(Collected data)

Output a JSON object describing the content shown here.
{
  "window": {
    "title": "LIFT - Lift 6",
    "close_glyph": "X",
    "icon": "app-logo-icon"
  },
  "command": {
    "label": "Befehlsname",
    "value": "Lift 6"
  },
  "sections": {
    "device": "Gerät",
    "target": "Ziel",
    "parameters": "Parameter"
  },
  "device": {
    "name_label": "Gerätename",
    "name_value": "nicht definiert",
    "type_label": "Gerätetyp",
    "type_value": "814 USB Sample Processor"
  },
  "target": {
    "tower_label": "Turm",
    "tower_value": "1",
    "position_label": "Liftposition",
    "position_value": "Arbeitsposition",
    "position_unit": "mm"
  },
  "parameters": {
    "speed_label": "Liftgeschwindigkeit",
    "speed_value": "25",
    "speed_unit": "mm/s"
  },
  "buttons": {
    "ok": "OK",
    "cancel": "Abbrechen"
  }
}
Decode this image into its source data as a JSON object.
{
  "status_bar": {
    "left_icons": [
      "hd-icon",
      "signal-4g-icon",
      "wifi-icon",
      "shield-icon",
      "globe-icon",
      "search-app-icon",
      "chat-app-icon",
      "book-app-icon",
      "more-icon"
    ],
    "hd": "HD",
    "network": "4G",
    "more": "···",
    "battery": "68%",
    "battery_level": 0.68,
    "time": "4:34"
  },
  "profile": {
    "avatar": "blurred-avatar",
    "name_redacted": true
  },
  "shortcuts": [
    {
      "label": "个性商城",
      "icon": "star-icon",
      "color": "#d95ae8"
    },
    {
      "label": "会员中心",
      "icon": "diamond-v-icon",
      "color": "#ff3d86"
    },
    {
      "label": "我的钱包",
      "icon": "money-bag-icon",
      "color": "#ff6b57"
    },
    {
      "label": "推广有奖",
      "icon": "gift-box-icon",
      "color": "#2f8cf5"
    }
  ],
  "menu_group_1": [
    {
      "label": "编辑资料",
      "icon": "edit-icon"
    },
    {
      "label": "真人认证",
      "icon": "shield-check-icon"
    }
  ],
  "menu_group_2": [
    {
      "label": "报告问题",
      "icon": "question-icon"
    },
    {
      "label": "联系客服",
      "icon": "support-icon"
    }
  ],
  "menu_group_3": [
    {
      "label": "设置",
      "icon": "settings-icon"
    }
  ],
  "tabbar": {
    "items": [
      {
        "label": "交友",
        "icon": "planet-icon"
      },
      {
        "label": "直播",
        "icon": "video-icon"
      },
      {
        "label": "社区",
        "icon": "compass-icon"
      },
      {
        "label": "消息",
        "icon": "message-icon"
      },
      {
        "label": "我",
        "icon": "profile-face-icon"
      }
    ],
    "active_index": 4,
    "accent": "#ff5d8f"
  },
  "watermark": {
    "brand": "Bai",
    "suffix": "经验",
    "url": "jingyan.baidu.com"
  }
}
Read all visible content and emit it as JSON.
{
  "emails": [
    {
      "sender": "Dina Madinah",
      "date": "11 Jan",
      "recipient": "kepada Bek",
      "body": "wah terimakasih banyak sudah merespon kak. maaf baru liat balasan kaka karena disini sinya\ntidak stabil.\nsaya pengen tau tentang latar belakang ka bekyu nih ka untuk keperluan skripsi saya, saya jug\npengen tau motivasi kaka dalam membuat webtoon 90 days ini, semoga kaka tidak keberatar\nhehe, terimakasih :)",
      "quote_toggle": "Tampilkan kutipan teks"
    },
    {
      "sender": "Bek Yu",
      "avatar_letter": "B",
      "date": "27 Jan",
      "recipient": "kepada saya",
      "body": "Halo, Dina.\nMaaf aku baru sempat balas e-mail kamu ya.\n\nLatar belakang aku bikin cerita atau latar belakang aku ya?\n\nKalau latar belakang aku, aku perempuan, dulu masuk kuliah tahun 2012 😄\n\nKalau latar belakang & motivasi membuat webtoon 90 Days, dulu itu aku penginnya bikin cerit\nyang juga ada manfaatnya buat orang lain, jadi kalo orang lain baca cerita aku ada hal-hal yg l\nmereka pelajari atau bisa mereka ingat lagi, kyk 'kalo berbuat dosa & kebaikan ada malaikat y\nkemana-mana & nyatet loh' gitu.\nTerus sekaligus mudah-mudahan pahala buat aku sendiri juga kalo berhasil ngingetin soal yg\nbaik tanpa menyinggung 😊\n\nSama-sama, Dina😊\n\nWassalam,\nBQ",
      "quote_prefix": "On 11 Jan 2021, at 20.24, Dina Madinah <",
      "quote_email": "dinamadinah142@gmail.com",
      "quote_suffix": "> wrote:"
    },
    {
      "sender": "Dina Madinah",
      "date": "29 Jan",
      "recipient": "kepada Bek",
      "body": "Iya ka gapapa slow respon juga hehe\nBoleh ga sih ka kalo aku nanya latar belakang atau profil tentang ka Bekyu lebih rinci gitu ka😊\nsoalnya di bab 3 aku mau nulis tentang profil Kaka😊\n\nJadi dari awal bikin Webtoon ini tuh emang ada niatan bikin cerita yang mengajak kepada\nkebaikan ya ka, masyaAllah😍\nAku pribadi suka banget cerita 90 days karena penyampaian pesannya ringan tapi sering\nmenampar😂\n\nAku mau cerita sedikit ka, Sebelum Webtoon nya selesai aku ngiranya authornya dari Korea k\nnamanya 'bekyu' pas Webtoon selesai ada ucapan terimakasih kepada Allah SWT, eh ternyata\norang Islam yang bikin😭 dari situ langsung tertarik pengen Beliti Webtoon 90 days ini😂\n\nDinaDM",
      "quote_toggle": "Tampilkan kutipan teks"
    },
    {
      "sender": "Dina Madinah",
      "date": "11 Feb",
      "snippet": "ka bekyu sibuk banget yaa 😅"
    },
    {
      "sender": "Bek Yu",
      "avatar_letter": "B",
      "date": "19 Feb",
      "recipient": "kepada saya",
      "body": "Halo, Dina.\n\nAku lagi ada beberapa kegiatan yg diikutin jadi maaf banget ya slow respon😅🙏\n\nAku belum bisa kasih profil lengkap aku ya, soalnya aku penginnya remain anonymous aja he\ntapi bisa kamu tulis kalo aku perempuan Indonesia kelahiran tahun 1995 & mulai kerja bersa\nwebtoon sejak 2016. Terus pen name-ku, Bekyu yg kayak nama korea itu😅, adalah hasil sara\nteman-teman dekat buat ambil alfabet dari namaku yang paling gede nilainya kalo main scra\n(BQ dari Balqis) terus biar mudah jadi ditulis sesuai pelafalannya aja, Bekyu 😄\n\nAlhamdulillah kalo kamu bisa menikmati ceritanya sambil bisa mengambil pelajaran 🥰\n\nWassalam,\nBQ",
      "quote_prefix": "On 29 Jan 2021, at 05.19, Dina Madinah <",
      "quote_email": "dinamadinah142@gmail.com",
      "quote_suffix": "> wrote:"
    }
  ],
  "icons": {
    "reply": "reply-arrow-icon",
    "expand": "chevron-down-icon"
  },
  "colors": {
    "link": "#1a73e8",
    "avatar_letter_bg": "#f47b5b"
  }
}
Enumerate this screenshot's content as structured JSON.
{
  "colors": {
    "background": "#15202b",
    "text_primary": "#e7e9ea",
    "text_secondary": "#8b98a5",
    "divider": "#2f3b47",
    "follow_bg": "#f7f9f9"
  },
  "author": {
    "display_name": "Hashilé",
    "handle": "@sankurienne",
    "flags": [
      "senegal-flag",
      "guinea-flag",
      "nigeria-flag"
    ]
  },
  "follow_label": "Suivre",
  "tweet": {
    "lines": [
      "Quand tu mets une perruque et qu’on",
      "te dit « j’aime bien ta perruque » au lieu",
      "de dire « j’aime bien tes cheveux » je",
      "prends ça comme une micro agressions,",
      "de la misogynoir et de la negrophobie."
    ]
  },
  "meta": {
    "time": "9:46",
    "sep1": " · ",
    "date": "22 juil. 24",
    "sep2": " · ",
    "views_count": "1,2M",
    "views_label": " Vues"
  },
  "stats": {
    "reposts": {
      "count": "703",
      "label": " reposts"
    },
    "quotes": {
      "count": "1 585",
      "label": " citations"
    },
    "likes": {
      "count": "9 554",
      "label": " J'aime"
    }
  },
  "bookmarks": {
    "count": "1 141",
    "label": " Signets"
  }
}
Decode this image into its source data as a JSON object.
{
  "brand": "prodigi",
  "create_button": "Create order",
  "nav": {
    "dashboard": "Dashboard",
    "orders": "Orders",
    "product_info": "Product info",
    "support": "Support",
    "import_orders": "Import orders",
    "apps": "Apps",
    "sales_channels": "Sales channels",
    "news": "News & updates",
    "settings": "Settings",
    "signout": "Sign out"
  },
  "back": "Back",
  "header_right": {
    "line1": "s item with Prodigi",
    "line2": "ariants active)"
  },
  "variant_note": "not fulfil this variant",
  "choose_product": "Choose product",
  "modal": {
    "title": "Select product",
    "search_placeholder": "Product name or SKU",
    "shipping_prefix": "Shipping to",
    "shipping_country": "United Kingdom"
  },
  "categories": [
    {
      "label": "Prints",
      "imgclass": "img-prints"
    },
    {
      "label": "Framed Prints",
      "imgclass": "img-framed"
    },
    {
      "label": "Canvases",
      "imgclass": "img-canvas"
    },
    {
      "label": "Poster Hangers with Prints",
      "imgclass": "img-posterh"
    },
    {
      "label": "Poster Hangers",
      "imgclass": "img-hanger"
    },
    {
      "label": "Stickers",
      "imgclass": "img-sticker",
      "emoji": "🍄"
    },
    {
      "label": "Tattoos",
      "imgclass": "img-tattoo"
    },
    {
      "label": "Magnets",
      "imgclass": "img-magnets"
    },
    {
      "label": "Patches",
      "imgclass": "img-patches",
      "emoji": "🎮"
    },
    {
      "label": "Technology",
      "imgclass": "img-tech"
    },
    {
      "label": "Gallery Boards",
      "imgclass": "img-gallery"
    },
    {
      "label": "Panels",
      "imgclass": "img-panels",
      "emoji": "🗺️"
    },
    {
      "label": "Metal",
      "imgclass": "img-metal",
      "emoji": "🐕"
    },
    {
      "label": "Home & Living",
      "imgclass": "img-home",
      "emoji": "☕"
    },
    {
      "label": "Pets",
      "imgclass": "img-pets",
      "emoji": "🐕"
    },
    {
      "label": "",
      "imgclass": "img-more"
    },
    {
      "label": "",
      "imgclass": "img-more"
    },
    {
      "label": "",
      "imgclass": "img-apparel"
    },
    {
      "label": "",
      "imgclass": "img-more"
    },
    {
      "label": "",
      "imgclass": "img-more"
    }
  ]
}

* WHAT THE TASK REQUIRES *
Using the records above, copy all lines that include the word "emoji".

* ANSWER FOR THIS EXERCISE *
      "emoji": "🍄"
      "emoji": "🎮"
      "emoji": "🗺️"
      "emoji": "🐕"
      "emoji": "☕"
      "emoji": "🐕"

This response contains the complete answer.